▶ **What to do**: Each line of the records that includes "meta" should be found and copied.

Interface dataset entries

========================

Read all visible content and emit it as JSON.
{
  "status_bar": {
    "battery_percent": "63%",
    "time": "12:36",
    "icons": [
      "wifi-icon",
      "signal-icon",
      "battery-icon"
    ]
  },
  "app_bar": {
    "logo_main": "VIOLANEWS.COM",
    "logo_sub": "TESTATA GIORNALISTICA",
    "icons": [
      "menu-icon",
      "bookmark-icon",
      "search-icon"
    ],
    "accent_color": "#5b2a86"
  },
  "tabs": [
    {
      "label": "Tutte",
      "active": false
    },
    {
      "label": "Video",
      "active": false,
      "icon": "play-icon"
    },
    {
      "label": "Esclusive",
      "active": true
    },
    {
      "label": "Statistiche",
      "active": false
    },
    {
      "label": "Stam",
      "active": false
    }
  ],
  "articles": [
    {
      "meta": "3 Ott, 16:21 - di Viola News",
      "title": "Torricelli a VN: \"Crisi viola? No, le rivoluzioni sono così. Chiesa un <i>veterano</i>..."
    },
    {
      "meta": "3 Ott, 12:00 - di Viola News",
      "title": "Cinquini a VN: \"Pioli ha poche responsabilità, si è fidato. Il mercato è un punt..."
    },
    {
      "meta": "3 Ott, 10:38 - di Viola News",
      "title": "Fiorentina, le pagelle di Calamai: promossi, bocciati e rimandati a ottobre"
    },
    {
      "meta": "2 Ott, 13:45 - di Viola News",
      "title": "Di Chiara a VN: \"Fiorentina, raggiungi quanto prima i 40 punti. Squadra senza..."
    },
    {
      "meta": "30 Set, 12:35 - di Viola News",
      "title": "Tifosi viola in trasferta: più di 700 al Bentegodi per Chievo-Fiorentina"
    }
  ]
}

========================

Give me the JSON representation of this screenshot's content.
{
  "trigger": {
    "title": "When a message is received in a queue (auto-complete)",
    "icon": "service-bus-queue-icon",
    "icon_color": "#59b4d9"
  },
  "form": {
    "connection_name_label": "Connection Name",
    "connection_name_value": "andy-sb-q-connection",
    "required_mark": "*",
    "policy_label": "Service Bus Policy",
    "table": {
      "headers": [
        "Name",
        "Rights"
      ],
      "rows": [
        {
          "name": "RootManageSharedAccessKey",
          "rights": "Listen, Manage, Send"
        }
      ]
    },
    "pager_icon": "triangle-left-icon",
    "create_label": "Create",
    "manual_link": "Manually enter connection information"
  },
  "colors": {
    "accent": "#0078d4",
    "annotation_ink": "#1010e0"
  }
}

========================

▶ **Answer section**:
      "meta": "3 Ott, 16:21 - di Viola News",
      "meta": "3 Ott, 12:00 - di Viola News",
      "meta": "3 Ott, 10:38 - di Viola News",
      "meta": "2 Ott, 13:45 - di Viola News",
      "meta": "30 Set, 12:35 - di Viola News",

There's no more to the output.